##### Records to use

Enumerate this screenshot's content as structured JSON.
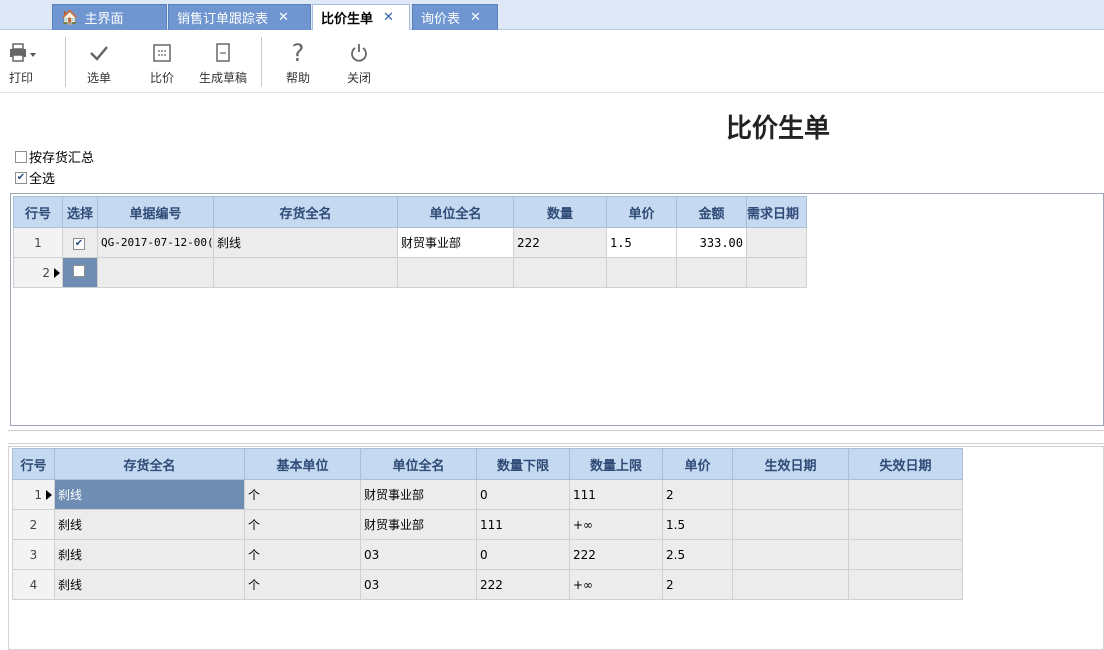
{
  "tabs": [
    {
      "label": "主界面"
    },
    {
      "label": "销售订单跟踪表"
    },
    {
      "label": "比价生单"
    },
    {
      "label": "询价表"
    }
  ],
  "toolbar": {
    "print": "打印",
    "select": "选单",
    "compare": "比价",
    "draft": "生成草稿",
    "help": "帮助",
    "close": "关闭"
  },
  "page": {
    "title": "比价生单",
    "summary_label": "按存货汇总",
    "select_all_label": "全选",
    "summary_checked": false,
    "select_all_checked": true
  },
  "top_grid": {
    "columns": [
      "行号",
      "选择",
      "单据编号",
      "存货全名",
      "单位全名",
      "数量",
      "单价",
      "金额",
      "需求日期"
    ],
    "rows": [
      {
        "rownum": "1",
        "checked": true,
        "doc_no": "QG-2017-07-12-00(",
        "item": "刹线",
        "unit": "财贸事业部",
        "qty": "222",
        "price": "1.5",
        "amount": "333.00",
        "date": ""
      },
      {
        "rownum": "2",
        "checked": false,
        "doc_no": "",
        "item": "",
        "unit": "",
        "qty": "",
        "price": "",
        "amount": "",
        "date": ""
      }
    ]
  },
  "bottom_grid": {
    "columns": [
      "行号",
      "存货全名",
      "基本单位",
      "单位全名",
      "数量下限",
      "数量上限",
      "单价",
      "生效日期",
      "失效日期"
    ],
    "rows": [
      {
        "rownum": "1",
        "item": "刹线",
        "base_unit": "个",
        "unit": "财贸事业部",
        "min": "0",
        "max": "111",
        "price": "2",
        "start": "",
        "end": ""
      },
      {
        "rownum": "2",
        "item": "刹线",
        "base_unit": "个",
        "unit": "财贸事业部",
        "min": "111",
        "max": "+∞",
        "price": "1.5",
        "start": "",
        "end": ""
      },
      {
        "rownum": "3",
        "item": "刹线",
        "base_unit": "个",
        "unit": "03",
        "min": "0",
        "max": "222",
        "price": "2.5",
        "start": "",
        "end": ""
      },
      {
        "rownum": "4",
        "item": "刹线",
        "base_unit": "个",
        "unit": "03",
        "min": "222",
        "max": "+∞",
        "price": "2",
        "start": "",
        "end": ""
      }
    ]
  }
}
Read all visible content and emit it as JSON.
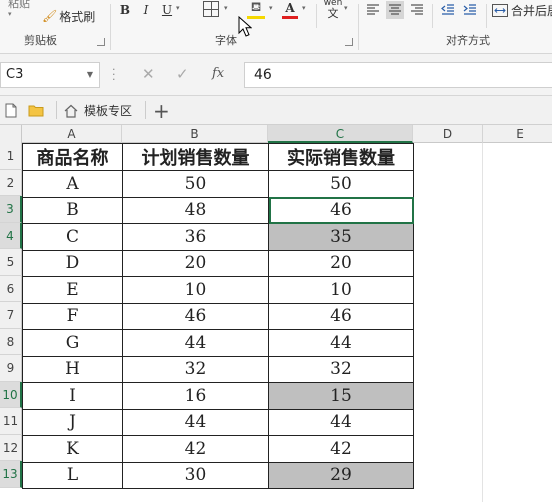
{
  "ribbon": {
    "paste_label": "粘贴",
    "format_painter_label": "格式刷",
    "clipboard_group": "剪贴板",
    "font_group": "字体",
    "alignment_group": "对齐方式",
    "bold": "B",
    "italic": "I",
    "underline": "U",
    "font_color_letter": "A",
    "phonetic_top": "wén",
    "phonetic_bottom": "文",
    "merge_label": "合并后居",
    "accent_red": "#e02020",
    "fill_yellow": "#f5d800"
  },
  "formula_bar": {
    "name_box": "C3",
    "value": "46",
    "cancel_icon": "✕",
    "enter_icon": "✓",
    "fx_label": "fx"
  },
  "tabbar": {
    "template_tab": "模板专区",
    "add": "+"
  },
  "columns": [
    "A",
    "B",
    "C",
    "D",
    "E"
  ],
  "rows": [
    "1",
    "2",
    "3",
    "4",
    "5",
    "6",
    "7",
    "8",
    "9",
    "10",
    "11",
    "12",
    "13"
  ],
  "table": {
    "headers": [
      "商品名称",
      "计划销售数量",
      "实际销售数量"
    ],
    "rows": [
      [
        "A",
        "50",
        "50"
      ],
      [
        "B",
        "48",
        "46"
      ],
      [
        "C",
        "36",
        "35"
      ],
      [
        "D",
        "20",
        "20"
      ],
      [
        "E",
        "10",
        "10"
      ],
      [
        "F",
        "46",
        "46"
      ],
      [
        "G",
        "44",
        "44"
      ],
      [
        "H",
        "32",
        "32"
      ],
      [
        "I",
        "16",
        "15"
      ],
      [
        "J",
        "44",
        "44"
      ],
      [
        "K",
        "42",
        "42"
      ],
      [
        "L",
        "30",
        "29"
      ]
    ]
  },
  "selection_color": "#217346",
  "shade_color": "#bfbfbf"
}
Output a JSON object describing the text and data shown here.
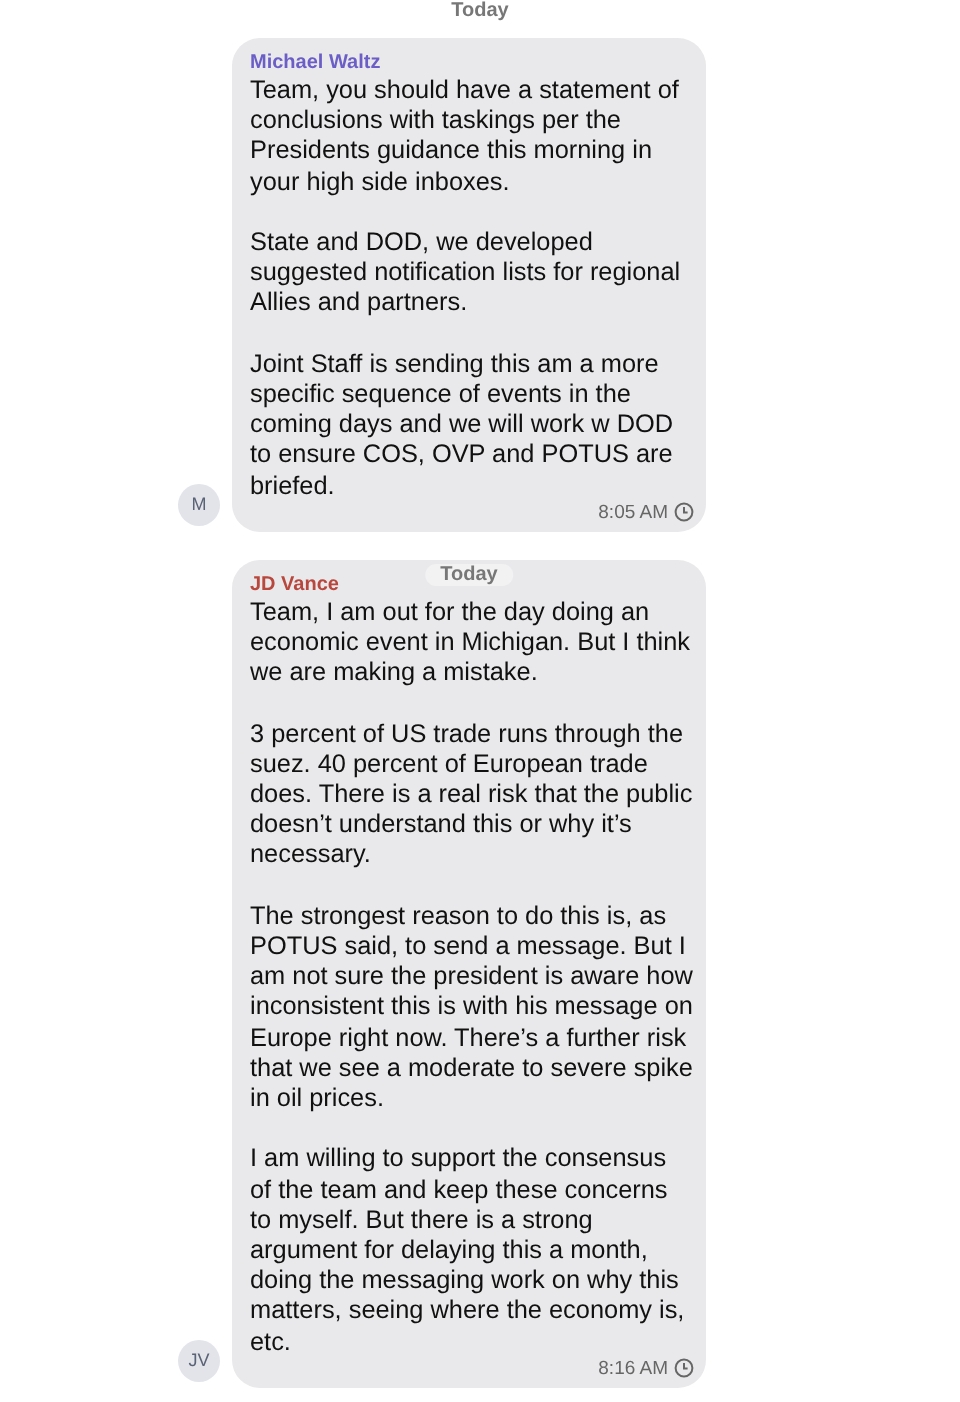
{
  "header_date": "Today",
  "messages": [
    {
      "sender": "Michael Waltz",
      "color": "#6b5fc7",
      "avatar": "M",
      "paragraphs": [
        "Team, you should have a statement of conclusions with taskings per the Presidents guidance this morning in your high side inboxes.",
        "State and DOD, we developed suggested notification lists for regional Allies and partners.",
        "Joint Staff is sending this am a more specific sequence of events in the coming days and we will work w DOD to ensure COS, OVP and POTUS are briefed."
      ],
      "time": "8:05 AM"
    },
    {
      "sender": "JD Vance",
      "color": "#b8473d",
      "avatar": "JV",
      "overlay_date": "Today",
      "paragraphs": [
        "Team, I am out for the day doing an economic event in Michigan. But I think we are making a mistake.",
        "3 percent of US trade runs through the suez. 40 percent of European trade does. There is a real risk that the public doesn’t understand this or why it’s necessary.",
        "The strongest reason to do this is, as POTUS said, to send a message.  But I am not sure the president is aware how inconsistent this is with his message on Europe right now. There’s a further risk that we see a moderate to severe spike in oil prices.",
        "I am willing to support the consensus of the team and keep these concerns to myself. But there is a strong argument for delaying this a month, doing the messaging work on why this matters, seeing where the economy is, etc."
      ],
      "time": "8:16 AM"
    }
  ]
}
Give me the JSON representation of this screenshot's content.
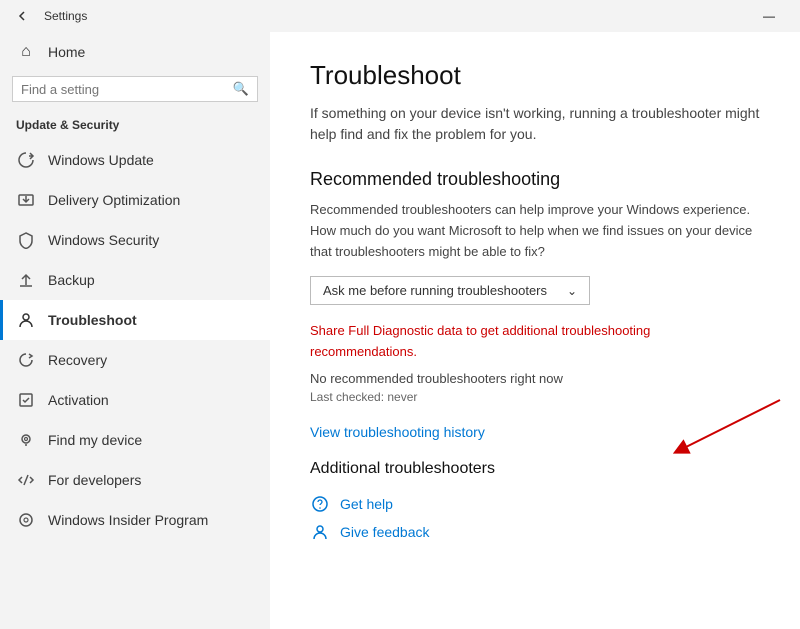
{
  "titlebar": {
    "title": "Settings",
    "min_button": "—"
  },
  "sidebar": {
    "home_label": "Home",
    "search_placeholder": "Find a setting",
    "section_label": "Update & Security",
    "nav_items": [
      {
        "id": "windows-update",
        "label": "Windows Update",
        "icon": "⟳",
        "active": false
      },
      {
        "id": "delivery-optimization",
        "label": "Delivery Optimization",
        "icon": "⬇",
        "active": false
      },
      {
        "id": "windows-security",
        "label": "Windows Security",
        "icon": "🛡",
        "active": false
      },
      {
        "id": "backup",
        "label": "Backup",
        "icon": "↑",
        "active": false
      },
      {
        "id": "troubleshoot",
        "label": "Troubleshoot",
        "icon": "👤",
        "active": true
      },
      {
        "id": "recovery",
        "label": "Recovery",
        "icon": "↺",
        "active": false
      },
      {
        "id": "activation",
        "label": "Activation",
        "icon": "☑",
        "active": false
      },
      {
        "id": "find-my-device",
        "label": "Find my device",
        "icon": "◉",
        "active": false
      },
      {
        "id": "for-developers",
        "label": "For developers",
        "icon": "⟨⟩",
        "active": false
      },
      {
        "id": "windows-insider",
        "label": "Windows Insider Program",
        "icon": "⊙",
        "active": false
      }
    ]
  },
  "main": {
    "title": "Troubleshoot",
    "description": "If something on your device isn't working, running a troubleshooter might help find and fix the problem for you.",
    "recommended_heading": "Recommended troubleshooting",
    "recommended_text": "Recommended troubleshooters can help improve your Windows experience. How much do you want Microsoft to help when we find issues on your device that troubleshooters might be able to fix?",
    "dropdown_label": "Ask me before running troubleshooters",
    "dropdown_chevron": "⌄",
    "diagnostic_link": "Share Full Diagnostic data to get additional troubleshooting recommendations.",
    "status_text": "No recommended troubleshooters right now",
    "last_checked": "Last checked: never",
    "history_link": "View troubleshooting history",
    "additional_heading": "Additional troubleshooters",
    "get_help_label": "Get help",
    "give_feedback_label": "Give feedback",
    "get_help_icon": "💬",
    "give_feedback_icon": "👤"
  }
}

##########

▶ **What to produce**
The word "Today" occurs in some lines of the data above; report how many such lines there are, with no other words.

▶ **Answer below**
2